Current research has demonstrated a relationship between stress and subsequent psychological and/or physical dysfunction. It has been shown, however, that some organisms, both animal and human, are more resilient to stress than others. Several researchers have suggested that intervening variables available to the organism may play a role in stress resilience. Intervening variables have been defined as any resource which has stress reducing properties. Examples of proposed intervening variables include intelligence, wealth, reasoning, friends, and assertiveness. Although many resources have been suggested as possible intervening variables, there has been little scientific research into this area. The present study investigated the stress reducing properties of five intervening variables. These variables were social support, stress buffers, control of the stress event, warning of the stress event, and the number of previous experiences with the stress event. The subjects for this study were 50 staff and 50 patients at Moss Rehabilitation Hospital, a center specializing in physical medicine and rehabilitation. The subjects ranged in age from 22 to 77. There were 28 males and 72 female subjects. Each subject was administered the Schedule of Recent Experience (SRE), an instrument containing 42 life events which previous research has shown to have stress eliciting properties. Physical and/or psychological dysfunctioning was measured by the number of hospital admissions during the previous three years. Each subject was asked to indicate the number of their empathic friendships, their method of stress management, and the amount of warning, control, and previous experience for each of the 42 life events on the SRE encountered during the past three years. The results were analyzed on the basis of age, sex, and the number of hospitalizations. Subjects reporting two or fewer hospitalizations indicated a higher number of friendships compared with subjects reporting three or more hospitalizations. A chi-square analysis indicated this difference to be significant at the .0006 level of confidence. Subjects experiencing two or fewer hospitalizations also reported employing both a physical activity and a cognitive strategy to stress management compared to subjects experiencing three or more hospitalizations who reported primarily an activity approach to stress reduction. A chi-square analysis reveals this difference to be significant at the .001 level of confidence. Females and subjects over 50 years of age employed primarily an activity approach to stress management while males and subjects under 50 years of age were more apt to employ both an activity and a cognitive approach to stress management. A chi-square analysis indicates these differences to be significant at the .05 level of confidence. All subjects reported little control, minimal warning, and few previous experiences with the stress events.
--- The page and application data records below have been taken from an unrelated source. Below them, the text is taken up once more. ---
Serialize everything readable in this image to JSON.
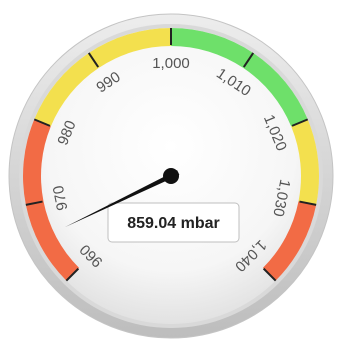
{
  "chart_data": {
    "type": "gauge",
    "title": "",
    "value": 859.04,
    "unit": "mbar",
    "readout": "859.04 mbar",
    "min": 960,
    "max": 1040,
    "tick_step": 10,
    "ticks": [
      {
        "value": 960,
        "label": "960"
      },
      {
        "value": 970,
        "label": "970"
      },
      {
        "value": 980,
        "label": "980"
      },
      {
        "value": 990,
        "label": "990"
      },
      {
        "value": 1000,
        "label": "1,000"
      },
      {
        "value": 1010,
        "label": "1,010"
      },
      {
        "value": 1020,
        "label": "1,020"
      },
      {
        "value": 1030,
        "label": "1,030"
      },
      {
        "value": 1040,
        "label": "1,040"
      }
    ],
    "bands": [
      {
        "from": 960,
        "to": 980,
        "color": "#f26b45"
      },
      {
        "from": 980,
        "to": 1000,
        "color": "#f3e04e"
      },
      {
        "from": 1000,
        "to": 1020,
        "color": "#6ee06a"
      },
      {
        "from": 1020,
        "to": 1030,
        "color": "#f3e04e"
      },
      {
        "from": 1030,
        "to": 1040,
        "color": "#f26b45"
      }
    ]
  }
}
It appears that lack of control, warning, and previous experience are components of stress events and not intervening variables as suggested in the literature.

Access Setting

Dissertation-Open Access

Included in

Psychology Commons